It was the 2008 primary in South Carolina that Clinton saw her lead among black voters all but vanish as they began to rally behind then-Sen. Barack Obama’s bid to become the first African American president. It didn't help that Clinton and her husband angered black voters and political leaders with comments that many considered to be disrespectful. Clinton is again the favorite of black voters, who are the foundation of the coalition that sent Obama to the White House twice, a coalition that Clinton hopes to reassemble for her bid to become the first female president.

Clinton has visited South Carolina at least three times this summer. Earlier this week she picked up the endorsements of two former governors of the state and some of the top Democratic organizers and strategists are running her campaign, including Clay Middleton, a former aide to Rep. James Clyburn, the state only Democratic in Congress. But during a campaign event Wednesday in Columbia, S.C., her campaign chairman John Podesta heard from supporters worried that the ongoing inquiries and investigation of her State Department e-mails were overtaking her campaign.

Sanders has a small staff in the state, but an enthusiastic network of grassroots supporters have been working social media to drum up interest in his visit. This is his first visit to the state for the Vermont senator, who canceled plans to campaign in South Carolina in June after the slayings of nine black worshipers during bible study in a historic church in Charleston.

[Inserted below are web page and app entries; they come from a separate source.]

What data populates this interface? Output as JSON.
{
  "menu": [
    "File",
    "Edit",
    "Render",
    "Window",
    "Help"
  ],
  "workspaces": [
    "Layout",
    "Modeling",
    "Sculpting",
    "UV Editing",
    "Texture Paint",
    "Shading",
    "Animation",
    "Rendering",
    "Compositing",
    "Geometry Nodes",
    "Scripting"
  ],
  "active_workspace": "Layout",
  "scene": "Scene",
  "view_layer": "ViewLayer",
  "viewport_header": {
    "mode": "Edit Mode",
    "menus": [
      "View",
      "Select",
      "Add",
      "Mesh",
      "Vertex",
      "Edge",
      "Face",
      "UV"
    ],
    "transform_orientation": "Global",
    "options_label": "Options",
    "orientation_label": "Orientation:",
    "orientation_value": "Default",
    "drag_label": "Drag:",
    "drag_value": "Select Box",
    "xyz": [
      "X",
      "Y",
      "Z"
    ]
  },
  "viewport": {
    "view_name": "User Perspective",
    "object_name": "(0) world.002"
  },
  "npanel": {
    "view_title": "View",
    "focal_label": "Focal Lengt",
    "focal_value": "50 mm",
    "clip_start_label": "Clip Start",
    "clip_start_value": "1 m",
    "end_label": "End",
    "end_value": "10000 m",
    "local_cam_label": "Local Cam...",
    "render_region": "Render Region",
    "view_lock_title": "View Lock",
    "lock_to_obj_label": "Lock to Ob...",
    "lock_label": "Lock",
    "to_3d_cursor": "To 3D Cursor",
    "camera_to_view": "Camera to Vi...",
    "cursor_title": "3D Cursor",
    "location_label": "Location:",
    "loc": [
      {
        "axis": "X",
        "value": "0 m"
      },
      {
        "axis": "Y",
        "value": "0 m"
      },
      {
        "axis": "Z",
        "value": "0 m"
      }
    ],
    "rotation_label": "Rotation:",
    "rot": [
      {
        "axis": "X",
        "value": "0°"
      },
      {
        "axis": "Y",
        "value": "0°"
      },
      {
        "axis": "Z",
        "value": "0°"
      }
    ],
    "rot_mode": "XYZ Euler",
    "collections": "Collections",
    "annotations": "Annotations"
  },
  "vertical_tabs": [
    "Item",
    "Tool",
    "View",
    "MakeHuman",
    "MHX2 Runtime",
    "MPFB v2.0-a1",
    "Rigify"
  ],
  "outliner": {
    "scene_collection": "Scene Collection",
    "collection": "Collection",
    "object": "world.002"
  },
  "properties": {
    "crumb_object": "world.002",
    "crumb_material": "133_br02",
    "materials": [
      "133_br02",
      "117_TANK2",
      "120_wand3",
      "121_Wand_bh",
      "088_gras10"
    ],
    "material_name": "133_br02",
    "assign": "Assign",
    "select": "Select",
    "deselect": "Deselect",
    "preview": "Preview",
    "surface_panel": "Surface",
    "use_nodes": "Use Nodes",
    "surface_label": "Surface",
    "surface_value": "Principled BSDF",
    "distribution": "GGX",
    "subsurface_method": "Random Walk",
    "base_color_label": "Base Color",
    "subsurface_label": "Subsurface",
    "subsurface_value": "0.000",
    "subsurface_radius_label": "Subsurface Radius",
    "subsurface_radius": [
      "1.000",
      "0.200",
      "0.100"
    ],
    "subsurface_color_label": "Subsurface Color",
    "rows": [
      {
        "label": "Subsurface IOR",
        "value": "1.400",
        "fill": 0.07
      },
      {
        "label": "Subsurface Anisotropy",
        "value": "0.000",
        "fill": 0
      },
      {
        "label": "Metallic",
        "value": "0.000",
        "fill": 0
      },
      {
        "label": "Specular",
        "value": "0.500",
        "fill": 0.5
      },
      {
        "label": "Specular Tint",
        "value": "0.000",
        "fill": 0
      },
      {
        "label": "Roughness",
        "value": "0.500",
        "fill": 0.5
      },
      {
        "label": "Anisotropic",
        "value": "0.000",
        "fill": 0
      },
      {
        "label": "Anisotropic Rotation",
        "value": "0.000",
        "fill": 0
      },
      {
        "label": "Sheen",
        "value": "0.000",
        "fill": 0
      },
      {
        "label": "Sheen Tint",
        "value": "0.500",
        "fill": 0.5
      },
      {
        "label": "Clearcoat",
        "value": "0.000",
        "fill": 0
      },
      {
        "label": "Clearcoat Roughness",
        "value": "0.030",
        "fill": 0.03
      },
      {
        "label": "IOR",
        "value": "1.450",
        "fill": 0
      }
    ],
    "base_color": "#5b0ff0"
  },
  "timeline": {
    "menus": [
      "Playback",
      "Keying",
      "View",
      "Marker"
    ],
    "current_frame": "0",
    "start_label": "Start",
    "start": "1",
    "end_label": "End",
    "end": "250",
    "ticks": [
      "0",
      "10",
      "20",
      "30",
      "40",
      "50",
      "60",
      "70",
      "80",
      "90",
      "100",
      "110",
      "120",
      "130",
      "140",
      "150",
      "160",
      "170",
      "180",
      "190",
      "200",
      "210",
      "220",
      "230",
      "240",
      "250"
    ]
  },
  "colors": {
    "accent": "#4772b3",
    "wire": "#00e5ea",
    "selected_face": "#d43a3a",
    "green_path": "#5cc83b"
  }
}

Black Lives Matter activists in Charleston have planned a Friday night forum to talk with Sanders supporters about their common interests in reforming the criminal justice system. An activist with the group declined to say whether they would try to disrupt Sanders’ Saturday rally.

[Bernie Sanders needs to court black voters. And he has started doing it.]

After Black Lives Matter activists disrupted an event focused on Social Security and Medicare, seizing the microphone and yelling at Sanders, he released a position paper on racial justice that declared, “We must pursue policies that transform the country into a nation that affirms the value of its people of color.” He calls for policies to combat physical, political, legal and economic violence directed at communities of color. He proposes better policing practices, a restoration of oversight provision for some states in Voting Rights Act, reducing the prison population and making college more affordable.

Muhiyidin d'Baha, a Black Lives Matter organizer in Charleston, called Sanders’ platform “a good effort.” He said that activists were holding a Friday night forum for Sanders supporters to discuss their shared goals and ideas for reforming the criminal justice system.

“What we want to do is mobilize some of the ground forces he has to align with Black Lives Matter,” said d’Baha. “We absolutely want to advocate the placement of community oversight over police. Our first demand was a citizen review board, and we’re still without one here in Charleston. So we’re going to use whatever leverage we can get nationally to uplift that.”

In addition to the June massacre at historic Emanuel African Methodist Episcopal Church, there have been a few high profile police shootings in South Carolina, including the April killing of Walter Scott, a 50-year-old unarmed black man, was shot in the back while running away from a North Charleston police officer during a traffic stop. The officer, Michael Slager, 33, was arrested and charged with murder.

In interviews with the Washington Post, d’Baha has said that local activists are constantly debating how to approach electoral politics. Some favor reform within the current political system; some say they live in “revolutionary times,” and can work best if they propose “a whole other political party.”

Staff writer David Weigel contributed to this report.